Top of Supplied information

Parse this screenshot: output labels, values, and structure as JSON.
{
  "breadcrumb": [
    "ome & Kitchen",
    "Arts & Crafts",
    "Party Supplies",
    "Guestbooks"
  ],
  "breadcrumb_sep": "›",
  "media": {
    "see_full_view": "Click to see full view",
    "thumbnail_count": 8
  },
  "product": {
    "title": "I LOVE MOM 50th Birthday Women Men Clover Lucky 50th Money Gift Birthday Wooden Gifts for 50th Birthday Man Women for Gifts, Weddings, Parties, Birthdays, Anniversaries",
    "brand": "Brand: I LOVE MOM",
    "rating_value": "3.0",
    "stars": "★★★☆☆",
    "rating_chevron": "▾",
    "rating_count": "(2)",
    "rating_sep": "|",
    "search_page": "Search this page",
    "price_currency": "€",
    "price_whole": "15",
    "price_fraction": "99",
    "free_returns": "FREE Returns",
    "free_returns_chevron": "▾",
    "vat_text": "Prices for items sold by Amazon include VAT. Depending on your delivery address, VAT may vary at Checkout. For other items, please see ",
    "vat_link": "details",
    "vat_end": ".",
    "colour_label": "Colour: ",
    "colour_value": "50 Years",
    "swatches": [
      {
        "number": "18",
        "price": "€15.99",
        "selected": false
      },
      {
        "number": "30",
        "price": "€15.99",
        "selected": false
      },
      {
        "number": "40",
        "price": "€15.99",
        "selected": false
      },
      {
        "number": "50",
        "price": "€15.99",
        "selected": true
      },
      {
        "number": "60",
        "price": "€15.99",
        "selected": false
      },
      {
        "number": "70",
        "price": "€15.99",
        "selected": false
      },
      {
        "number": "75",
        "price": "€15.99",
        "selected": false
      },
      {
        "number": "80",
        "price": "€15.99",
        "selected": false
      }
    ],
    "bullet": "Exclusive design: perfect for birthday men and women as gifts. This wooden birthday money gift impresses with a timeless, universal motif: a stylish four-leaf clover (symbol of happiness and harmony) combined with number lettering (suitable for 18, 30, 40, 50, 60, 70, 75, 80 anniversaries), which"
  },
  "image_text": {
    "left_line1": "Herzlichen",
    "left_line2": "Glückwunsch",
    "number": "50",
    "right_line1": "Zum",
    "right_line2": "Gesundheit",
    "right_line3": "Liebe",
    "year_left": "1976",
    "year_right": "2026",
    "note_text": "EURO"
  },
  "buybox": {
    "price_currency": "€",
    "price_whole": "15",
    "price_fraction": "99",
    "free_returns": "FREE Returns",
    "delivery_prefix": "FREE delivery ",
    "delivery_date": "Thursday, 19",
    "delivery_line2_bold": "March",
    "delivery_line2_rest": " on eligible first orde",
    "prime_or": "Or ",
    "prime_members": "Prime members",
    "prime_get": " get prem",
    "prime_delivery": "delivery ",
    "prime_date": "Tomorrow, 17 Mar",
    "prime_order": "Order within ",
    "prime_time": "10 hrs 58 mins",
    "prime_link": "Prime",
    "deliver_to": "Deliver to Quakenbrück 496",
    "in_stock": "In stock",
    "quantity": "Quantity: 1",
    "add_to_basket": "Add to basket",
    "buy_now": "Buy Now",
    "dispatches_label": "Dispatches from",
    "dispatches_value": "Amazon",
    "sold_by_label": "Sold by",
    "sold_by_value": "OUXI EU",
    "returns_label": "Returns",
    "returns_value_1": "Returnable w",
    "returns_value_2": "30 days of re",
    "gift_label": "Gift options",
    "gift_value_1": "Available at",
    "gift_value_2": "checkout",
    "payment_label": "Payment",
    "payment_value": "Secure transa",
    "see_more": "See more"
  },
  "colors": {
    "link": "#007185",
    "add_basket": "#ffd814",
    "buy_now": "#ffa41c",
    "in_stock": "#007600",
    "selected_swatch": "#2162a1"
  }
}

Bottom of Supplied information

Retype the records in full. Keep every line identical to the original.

● **Written answer**:
Parse this screenshot: output labels, values, and structure as JSON.
{
  "breadcrumb": [
    "ome & Kitchen",
    "Arts & Crafts",
    "Party Supplies",
    "Guestbooks"
  ],
  "breadcrumb_sep": "›",
  "media": {
    "see_full_view": "Click to see full view",
    "thumbnail_count": 8
  },
  "product": {
    "title": "I LOVE MOM 50th Birthday Women Men Clover Lucky 50th Money Gift Birthday Wooden Gifts for 50th Birthday Man Women for Gifts, Weddings, Parties, Birthdays, Anniversaries",
    "brand": "Brand: I LOVE MOM",
    "rating_value": "3.0",
    "stars": "★★★☆☆",
    "rating_chevron": "▾",
    "rating_count": "(2)",
    "rating_sep": "|",
    "search_page": "Search this page",
    "price_currency": "€",
    "price_whole": "15",
    "price_fraction": "99",
    "free_returns": "FREE Returns",
    "free_returns_chevron": "▾",
    "vat_text": "Prices for items sold by Amazon include VAT. Depending on your delivery address, VAT may vary at Checkout. For other items, please see ",
    "vat_link": "details",
    "vat_end": ".",
    "colour_label": "Colour: ",
    "colour_value": "50 Years",
    "swatches": [
      {
        "number": "18",
        "price": "€15.99",
        "selected": false
      },
      {
        "number": "30",
        "price": "€15.99",
        "selected": false
      },
      {
        "number": "40",
        "price": "€15.99",
        "selected": false
      },
      {
        "number": "50",
        "price": "€15.99",
        "selected": true
      },
      {
        "number": "60",
        "price": "€15.99",
        "selected": false
      },
      {
        "number": "70",
        "price": "€15.99",
        "selected": false
      },
      {
        "number": "75",
        "price": "€15.99",
        "selected": false
      },
      {
        "number": "80",
        "price": "€15.99",
        "selected": false
      }
    ],
    "bullet": "Exclusive design: perfect for birthday men and women as gifts. This wooden birthday money gift impresses with a timeless, universal motif: a stylish four-leaf clover (symbol of happiness and harmony) combined with number lettering (suitable for 18, 30, 40, 50, 60, 70, 75, 80 anniversaries), which"
  },
  "image_text": {
    "left_line1": "Herzlichen",
    "left_line2": "Glückwunsch",
    "number": "50",
    "right_line1": "Zum",
    "right_line2": "Gesundheit",
    "right_line3": "Liebe",
    "year_left": "1976",
    "year_right": "2026",
    "note_text": "EURO"
  },
  "buybox": {
    "price_currency": "€",
    "price_whole": "15",
    "price_fraction": "99",
    "free_returns": "FREE Returns",
    "delivery_prefix": "FREE delivery ",
    "delivery_date": "Thursday, 19",
    "delivery_line2_bold": "March",
    "delivery_line2_rest": " on eligible first orde",
    "prime_or": "Or ",
    "prime_members": "Prime members",
    "prime_get": " get prem",
    "prime_delivery": "delivery ",
    "prime_date": "Tomorrow, 17 Mar",
    "prime_order": "Order within ",
    "prime_time": "10 hrs 58 mins",
    "prime_link": "Prime",
    "deliver_to": "Deliver to Quakenbrück 496",
    "in_stock": "In stock",
    "quantity": "Quantity: 1",
    "add_to_basket": "Add to basket",
    "buy_now": "Buy Now",
    "dispatches_label": "Dispatches from",
    "dispatches_value": "Amazon",
    "sold_by_label": "Sold by",
    "sold_by_value": "OUXI EU",
    "returns_label": "Returns",
    "returns_value_1": "Returnable w",
    "returns_value_2": "30 days of re",
    "gift_label": "Gift options",
    "gift_value_1": "Available at",
    "gift_value_2": "checkout",
    "payment_label": "Payment",
    "payment_value": "Secure transa",
    "see_more": "See more"
  },
  "colors": {
    "link": "#007185",
    "add_basket": "#ffd814",
    "buy_now": "#ffa41c",
    "in_stock": "#007600",
    "selected_swatch": "#2162a1"
  }
}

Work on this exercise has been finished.